### [Exercise aim]
Report the tally of lines featuring the word "color" in the entries below, without anything else.

(Website and app data records)
------------------------
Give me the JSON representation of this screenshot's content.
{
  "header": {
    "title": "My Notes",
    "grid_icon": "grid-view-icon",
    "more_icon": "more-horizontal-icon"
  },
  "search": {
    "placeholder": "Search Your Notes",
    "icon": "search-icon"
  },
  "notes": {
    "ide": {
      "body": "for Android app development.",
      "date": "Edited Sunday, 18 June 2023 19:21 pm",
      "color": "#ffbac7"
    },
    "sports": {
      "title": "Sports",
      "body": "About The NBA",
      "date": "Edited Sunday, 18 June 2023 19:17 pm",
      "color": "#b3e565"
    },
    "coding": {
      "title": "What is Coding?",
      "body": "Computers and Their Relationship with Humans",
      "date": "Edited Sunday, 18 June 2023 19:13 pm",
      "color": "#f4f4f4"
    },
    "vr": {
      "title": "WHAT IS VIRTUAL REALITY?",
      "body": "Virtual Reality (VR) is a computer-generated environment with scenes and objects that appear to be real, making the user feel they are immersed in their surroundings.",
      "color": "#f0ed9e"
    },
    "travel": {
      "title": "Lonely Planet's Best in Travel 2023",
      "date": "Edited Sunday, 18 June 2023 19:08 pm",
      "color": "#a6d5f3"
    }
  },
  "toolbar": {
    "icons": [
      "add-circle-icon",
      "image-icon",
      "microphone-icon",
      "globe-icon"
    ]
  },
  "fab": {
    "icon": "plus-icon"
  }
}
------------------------
### [Response below]
5